Records drawn from a dataset:
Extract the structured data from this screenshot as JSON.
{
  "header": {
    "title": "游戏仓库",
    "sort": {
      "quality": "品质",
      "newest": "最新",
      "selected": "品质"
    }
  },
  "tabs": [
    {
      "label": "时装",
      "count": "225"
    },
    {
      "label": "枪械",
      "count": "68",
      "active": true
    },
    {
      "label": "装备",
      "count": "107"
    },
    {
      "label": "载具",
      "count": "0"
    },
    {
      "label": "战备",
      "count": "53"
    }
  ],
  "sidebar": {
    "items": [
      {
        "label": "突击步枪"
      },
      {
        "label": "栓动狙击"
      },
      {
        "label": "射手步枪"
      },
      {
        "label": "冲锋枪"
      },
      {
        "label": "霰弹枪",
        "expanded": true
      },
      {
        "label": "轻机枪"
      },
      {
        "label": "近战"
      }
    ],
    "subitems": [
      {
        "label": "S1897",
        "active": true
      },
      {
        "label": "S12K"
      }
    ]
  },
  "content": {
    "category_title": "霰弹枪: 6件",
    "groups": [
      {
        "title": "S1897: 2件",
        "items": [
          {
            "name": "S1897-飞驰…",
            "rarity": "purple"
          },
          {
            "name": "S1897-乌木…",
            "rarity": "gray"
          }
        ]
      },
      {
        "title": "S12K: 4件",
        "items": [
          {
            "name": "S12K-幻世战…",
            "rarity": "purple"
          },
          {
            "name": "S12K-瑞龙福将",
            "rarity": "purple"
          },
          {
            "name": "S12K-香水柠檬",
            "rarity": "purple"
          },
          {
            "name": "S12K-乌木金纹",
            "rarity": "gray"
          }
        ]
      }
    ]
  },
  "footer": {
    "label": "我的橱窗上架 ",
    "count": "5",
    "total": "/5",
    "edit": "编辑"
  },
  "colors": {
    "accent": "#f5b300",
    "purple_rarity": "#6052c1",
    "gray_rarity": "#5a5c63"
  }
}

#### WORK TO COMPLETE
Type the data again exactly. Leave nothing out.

#### RESPONSE TO THIS TASK
Extract the structured data from this screenshot as JSON.
{
  "header": {
    "title": "游戏仓库",
    "sort": {
      "quality": "品质",
      "newest": "最新",
      "selected": "品质"
    }
  },
  "tabs": [
    {
      "label": "时装",
      "count": "225"
    },
    {
      "label": "枪械",
      "count": "68",
      "active": true
    },
    {
      "label": "装备",
      "count": "107"
    },
    {
      "label": "载具",
      "count": "0"
    },
    {
      "label": "战备",
      "count": "53"
    }
  ],
  "sidebar": {
    "items": [
      {
        "label": "突击步枪"
      },
      {
        "label": "栓动狙击"
      },
      {
        "label": "射手步枪"
      },
      {
        "label": "冲锋枪"
      },
      {
        "label": "霰弹枪",
        "expanded": true
      },
      {
        "label": "轻机枪"
      },
      {
        "label": "近战"
      }
    ],
    "subitems": [
      {
        "label": "S1897",
        "active": true
      },
      {
        "label": "S12K"
      }
    ]
  },
  "content": {
    "category_title": "霰弹枪: 6件",
    "groups": [
      {
        "title": "S1897: 2件",
        "items": [
          {
            "name": "S1897-飞驰…",
            "rarity": "purple"
          },
          {
            "name": "S1897-乌木…",
            "rarity": "gray"
          }
        ]
      },
      {
        "title": "S12K: 4件",
        "items": [
          {
            "name": "S12K-幻世战…",
            "rarity": "purple"
          },
          {
            "name": "S12K-瑞龙福将",
            "rarity": "purple"
          },
          {
            "name": "S12K-香水柠檬",
            "rarity": "purple"
          },
          {
            "name": "S12K-乌木金纹",
            "rarity": "gray"
          }
        ]
      }
    ]
  },
  "footer": {
    "label": "我的橱窗上架 ",
    "count": "5",
    "total": "/5",
    "edit": "编辑"
  },
  "colors": {
    "accent": "#f5b300",
    "purple_rarity": "#6052c1",
    "gray_rarity": "#5a5c63"
  }
}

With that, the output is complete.